Friday, January 18, 2019
Chronicles of a Rescue Dog, Part 3--Things Go Downhill
Kai had a lot of behavioral issues from the very beginning. Most of them weren't directed at Old Dog or me, but manifested when Kai encountered other people or animals. Because he found these interactions so stressful, I contacted the vet and got a supply of Trazadone, aka doggy downers, to help him manage his anxiety.
On Christmas Eve, when Old Dog's kids and their kids traditionally get together with us to celebrate Christmas, I gave him the first round. Even with the drugs in his system, Kai had to be kept on a leash most of the day--which created its own issues, since he's very protective of me and didn't want anyone near me.

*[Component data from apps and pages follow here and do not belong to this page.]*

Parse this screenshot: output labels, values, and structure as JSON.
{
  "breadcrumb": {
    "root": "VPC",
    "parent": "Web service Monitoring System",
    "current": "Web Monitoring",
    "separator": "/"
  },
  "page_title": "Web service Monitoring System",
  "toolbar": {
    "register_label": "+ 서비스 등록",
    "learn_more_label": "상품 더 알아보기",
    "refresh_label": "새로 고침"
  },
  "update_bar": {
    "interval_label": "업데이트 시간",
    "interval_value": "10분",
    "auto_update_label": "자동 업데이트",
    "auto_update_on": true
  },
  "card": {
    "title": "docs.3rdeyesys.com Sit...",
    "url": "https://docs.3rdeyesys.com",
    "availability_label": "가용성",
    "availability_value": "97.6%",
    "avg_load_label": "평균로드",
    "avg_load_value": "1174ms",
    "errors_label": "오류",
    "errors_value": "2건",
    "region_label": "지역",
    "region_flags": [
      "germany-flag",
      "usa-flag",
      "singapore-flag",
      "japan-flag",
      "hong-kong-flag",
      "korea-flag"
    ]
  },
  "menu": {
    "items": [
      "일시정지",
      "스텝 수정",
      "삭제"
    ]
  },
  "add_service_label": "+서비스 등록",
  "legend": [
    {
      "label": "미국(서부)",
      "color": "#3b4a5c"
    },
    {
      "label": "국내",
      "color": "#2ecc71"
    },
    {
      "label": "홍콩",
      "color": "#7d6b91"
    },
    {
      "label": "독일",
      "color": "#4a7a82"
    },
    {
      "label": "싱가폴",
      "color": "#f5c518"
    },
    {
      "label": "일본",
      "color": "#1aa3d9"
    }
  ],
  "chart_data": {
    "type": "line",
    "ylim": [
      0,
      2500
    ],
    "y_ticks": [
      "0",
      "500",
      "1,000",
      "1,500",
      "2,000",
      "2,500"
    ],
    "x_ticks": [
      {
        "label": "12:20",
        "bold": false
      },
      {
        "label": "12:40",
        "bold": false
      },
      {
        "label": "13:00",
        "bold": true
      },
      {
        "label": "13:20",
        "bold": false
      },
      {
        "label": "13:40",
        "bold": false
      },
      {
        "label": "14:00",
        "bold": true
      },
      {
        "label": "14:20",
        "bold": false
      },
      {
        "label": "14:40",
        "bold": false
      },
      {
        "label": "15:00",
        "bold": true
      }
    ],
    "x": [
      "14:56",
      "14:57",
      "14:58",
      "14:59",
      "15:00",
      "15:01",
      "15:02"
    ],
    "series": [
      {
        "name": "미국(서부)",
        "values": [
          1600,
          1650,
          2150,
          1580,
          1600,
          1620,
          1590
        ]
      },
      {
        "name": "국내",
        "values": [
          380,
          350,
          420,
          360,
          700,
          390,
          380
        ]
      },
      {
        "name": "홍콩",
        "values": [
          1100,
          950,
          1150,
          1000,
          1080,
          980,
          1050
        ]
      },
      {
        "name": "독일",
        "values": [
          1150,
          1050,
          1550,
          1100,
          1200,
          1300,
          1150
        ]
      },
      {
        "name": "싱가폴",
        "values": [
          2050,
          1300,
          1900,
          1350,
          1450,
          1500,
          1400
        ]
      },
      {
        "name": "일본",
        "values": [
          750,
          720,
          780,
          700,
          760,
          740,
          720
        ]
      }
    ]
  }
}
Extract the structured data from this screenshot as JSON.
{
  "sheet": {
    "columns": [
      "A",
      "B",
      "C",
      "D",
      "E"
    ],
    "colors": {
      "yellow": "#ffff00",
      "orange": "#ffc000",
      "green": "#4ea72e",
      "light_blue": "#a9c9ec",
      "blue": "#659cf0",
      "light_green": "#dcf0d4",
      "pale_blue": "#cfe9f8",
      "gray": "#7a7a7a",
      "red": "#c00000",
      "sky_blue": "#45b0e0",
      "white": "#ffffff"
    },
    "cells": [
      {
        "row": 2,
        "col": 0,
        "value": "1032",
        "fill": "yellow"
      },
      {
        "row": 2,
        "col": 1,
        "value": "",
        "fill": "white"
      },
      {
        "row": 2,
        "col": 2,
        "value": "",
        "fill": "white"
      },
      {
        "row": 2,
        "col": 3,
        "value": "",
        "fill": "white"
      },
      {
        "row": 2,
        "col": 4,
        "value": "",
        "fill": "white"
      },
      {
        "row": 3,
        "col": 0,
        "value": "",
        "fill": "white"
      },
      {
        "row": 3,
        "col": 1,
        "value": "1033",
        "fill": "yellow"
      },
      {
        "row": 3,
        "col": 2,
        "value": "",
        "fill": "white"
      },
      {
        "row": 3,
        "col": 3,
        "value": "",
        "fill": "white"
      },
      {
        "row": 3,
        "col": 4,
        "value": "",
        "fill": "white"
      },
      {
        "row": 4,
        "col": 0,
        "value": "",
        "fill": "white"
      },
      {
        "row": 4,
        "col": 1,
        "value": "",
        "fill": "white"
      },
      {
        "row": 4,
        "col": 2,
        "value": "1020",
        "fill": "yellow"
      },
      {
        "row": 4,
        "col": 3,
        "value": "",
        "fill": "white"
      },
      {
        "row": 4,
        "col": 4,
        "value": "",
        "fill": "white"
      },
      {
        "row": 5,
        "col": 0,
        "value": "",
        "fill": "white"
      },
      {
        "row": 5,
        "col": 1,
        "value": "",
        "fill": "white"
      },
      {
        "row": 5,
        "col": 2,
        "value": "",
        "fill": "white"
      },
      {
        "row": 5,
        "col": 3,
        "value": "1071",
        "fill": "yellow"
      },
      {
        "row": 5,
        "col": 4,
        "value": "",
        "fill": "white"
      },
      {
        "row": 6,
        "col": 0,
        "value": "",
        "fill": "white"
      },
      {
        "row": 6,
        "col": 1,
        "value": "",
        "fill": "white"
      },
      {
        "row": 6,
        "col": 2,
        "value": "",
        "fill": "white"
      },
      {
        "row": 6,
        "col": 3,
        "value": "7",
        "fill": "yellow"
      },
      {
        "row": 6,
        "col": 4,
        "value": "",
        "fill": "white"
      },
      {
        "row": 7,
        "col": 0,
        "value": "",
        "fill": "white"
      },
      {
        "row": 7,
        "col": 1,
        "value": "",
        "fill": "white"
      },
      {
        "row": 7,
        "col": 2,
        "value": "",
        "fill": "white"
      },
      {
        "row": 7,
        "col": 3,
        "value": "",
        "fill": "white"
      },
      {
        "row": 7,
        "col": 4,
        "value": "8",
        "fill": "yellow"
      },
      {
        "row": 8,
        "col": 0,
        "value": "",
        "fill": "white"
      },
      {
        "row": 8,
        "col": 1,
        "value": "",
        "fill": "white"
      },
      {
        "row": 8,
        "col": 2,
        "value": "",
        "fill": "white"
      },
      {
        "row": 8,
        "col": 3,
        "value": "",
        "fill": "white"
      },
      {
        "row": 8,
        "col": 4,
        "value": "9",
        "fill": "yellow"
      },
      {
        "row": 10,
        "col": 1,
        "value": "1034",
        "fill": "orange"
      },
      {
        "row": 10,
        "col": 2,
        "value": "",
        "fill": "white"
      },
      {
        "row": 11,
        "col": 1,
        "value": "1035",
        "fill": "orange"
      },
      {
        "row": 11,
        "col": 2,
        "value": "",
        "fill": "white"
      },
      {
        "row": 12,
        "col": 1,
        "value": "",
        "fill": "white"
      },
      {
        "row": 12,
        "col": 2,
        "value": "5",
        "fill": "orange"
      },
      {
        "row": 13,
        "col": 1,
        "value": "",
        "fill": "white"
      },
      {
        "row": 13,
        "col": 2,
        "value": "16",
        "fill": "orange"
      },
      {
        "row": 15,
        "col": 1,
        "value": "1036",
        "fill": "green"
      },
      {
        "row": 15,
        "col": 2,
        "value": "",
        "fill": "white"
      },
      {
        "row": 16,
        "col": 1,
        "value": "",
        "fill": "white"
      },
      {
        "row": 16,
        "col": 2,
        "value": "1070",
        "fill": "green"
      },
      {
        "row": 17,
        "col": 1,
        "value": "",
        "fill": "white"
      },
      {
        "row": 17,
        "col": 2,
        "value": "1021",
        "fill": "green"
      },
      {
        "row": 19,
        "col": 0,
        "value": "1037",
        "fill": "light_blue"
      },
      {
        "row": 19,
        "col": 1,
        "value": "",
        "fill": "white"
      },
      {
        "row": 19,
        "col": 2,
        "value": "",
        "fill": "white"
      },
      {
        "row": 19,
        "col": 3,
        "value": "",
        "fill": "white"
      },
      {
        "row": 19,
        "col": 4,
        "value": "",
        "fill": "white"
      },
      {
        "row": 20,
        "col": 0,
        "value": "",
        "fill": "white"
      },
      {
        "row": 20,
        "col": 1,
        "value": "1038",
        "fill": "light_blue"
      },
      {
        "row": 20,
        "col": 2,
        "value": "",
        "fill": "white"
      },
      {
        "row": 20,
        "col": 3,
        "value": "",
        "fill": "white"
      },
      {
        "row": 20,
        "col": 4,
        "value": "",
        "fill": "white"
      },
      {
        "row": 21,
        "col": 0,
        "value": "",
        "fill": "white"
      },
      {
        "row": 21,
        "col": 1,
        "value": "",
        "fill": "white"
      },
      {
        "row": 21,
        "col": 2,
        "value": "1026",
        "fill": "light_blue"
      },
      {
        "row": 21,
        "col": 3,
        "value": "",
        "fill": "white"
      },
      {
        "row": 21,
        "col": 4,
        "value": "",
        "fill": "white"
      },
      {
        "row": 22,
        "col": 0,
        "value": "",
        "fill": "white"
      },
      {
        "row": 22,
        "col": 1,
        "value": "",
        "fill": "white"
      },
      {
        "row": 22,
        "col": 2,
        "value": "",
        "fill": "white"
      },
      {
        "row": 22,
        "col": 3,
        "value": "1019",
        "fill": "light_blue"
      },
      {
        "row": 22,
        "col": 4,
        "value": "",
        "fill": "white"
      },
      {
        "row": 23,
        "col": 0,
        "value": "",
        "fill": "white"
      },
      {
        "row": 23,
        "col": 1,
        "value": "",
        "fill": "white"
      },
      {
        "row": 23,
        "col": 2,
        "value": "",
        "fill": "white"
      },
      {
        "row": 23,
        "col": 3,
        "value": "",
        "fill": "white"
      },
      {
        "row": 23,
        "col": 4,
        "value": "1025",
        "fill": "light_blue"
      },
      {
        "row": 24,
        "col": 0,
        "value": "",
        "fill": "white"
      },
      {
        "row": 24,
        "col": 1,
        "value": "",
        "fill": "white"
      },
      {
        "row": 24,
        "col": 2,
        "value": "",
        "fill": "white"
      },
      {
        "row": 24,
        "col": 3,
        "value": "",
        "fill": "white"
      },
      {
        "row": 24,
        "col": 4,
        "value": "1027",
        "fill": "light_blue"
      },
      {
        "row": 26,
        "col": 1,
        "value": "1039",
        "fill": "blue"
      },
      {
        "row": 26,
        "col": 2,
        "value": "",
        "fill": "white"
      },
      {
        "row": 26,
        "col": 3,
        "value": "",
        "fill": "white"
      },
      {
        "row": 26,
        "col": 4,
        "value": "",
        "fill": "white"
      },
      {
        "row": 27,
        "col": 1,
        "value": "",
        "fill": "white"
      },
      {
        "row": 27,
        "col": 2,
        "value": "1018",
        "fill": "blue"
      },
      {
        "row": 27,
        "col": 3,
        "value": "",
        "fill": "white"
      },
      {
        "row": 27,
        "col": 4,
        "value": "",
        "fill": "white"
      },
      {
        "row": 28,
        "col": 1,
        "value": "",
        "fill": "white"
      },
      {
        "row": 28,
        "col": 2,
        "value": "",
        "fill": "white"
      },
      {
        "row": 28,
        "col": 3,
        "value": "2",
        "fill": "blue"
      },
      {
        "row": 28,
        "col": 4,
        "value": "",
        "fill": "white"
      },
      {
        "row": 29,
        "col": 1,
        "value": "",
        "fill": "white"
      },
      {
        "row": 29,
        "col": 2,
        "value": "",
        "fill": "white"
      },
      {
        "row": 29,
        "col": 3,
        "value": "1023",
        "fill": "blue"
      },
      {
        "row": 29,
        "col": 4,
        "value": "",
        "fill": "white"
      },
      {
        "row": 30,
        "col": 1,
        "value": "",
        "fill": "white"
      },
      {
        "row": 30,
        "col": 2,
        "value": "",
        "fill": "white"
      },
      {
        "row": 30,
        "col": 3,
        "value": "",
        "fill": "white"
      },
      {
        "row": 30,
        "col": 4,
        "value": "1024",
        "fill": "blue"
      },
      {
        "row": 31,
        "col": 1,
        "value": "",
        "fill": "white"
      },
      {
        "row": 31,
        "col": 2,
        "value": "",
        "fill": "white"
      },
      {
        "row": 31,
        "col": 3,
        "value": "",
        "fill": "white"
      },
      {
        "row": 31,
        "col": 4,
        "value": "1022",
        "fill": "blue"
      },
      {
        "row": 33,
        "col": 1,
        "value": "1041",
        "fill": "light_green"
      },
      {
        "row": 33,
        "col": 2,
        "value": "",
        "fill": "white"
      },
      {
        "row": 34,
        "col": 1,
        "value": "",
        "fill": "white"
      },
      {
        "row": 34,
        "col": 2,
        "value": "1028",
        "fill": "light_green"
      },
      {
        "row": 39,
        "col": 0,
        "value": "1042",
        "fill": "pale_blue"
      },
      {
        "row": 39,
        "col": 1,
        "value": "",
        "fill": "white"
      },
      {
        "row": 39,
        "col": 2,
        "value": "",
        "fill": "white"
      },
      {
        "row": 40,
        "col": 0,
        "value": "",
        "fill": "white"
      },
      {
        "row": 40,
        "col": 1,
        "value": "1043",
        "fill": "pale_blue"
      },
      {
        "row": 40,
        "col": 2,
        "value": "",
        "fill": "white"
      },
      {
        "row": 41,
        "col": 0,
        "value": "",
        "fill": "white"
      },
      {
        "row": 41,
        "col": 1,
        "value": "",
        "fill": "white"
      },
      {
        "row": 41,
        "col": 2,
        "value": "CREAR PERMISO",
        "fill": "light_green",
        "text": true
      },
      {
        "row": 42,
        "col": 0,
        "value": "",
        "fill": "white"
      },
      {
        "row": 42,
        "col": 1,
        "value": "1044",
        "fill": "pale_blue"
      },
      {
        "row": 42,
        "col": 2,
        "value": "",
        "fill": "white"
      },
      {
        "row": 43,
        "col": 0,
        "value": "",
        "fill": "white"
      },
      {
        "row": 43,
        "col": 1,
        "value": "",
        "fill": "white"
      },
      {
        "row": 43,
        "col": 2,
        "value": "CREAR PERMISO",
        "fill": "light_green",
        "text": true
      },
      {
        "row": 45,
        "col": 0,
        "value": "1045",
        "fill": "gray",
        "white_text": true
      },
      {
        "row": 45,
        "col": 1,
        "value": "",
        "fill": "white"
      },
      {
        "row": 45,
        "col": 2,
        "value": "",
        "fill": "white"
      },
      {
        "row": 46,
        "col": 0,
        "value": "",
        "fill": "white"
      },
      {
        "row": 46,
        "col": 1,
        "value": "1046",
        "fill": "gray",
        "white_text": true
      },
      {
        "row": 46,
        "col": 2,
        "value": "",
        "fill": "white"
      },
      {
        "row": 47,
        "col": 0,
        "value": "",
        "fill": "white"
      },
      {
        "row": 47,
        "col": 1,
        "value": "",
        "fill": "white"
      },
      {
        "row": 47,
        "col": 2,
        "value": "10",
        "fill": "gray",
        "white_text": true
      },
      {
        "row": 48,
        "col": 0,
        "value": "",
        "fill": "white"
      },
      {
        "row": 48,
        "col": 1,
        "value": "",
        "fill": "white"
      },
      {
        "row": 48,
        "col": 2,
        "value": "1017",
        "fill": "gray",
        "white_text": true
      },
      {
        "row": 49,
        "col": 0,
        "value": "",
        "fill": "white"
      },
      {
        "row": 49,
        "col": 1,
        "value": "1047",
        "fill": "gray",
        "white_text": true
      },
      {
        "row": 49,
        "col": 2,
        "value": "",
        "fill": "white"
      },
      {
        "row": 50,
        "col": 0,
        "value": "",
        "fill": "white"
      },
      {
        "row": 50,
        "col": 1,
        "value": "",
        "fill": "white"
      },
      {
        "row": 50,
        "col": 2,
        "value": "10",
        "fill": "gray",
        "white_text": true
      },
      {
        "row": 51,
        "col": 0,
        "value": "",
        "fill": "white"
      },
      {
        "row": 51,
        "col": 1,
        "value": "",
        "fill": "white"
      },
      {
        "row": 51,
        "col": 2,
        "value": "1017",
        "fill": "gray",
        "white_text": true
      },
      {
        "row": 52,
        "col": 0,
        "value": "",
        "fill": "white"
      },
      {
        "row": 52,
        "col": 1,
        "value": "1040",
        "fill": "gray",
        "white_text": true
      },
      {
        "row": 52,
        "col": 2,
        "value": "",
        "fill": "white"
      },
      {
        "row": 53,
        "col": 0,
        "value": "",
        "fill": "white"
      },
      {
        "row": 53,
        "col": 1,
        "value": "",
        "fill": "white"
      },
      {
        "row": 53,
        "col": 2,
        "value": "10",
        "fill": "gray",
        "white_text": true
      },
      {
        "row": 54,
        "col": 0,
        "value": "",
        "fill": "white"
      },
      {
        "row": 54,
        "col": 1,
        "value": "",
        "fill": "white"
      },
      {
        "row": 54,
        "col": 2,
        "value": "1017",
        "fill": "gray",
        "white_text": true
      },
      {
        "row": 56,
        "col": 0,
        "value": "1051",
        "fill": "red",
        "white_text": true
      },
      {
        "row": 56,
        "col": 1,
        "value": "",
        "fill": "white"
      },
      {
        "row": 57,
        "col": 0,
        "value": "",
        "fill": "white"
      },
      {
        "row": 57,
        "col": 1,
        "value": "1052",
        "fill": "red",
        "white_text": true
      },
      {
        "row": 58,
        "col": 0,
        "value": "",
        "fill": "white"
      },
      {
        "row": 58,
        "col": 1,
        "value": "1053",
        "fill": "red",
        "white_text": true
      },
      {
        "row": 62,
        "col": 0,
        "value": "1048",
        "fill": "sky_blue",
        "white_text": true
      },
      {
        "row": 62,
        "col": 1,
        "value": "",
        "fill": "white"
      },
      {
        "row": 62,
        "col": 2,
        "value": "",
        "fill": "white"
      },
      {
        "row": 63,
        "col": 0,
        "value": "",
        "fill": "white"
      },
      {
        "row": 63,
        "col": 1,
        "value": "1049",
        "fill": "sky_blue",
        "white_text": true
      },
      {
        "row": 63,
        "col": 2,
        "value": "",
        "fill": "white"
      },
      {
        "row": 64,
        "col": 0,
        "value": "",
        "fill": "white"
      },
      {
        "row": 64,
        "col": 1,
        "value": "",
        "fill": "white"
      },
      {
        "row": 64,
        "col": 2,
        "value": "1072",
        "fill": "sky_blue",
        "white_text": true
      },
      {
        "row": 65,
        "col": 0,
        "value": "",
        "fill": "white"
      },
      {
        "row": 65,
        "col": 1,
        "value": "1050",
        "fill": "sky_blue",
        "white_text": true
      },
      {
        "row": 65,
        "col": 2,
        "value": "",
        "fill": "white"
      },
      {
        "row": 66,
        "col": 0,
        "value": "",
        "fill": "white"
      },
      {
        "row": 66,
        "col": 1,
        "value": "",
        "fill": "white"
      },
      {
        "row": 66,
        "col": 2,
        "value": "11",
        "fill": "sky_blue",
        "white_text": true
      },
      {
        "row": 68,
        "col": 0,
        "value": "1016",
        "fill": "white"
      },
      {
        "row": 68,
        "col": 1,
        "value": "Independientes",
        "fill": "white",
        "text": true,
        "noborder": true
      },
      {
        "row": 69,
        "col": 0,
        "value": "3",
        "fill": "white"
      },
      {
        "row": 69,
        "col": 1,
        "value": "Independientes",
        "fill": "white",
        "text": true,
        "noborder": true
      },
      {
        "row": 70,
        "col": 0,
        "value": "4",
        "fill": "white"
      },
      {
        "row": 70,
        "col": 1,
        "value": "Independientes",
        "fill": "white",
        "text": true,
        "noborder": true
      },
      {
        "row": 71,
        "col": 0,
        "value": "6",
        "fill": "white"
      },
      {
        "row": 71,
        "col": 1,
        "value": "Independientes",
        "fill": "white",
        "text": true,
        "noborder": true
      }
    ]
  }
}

On New Year's Eve, for my annual sleepover event with all the grandkids, I tried administering more drugs, and sooner. That seemed to help some. I also left him off the leash. He wasn't overtly aggressive with anyone, just displayed typical herding behavior common in Aussies. I've spent the past eight New Year's Eves yelling, "No running!" all evening. This year, it was like I had a furry 50-pound bouncer enforcing that rule.
My own personal worst week with him was Week 2, when he began mounting me to assert his dominance whenever I didn't do what he wanted--which usually meant I wasn't taking him outside to play ball 500 times a day. I finished the week riddled with bruises down my back, ribs and legs. After I watched a couple of YouTube videos on how to manage that behavior though, (just tell him, in a firm, calm voice, to sit) it quickly tapered off.
Through all of this, I kept my hopes pinned the obedience class that started after New Years. If I could get him through the basics, I could take him on through agility classes and/or scent training. He's very bright, so either of those would give him the "job" that I understand is critical for keeping Aussies engaged and out of trouble.
On January 3rd, we went to our first obedience class. In preparation, I gave him 90 mg of Trazodone three hours ahead of time and then walked him for a half hour. Despite my precautions, as soon as we got out of the car and he saw the other dogs, he started barking and yelping and lunging.
The instructors funneled us off to a separate room to see if he could calm down. He did, somewhat, but when one of the instructors came in to talk to us, he lunged at her face. She said she felt a tooth graze her cheek. She left the room, very shaken. A few minutes later, the other instructor came in an coached me through calming him again, using the sit command and frequent treats. He seemed to be fine until, out of nowhere, he lunged at her, too. She said they'd refund my training fee and recommended private training. She said their greatest concern was his unpredictability--that he seemed okay one second and would attack a second later.
Private training is expensive--the local trainer I've found charges $1500. It's just not in our budget, particularly since there's no guarantee it would help. Correcting his behavior is beyond my skills. I was really counting on those obedience classes.
So, I contacted the rescue organization about returning him. They asked me to meet with a trainer so they could evaluate whether he can be placed with another family.
Next week: Part 4: What the Trainer Said